Exercise prompt:
Check every line below for the string "Project". Copy the ones that have it.

(Stored entries)
....

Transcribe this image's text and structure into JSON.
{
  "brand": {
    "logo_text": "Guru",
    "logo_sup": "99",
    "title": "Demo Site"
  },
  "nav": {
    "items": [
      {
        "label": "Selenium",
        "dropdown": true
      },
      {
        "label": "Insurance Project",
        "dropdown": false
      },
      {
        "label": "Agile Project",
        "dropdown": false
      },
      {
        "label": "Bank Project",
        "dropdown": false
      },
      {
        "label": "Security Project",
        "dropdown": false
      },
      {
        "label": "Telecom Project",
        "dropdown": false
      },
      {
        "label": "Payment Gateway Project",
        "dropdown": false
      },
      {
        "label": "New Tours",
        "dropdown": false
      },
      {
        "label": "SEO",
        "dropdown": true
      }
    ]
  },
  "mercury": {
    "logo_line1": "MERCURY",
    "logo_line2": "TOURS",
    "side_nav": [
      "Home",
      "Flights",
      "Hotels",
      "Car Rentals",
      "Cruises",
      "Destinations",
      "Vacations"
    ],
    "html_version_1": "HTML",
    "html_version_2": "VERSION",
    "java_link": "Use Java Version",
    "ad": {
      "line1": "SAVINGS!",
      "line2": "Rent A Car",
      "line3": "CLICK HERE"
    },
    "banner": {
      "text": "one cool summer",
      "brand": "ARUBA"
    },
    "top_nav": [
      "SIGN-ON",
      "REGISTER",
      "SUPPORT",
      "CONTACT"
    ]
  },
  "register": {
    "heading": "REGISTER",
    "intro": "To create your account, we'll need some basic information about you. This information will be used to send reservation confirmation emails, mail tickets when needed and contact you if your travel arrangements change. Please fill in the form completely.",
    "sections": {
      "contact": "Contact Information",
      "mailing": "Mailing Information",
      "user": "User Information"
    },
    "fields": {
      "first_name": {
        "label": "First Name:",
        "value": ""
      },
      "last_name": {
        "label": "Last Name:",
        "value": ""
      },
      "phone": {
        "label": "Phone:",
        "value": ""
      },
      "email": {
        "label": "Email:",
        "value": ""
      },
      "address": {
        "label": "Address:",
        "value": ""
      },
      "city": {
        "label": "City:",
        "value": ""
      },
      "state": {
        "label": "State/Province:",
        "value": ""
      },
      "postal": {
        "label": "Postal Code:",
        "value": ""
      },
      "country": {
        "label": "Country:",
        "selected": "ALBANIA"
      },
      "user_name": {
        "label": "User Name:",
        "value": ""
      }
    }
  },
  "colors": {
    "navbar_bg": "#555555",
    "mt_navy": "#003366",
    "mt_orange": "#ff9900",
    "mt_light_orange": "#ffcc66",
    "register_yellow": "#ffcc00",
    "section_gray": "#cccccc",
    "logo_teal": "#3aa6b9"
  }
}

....

Completed task:
        "label": "Insurance Project",
        "label": "Agile Project",
        "label": "Bank Project",
        "label": "Security Project",
        "label": "Telecom Project",
        "label": "Payment Gateway Project",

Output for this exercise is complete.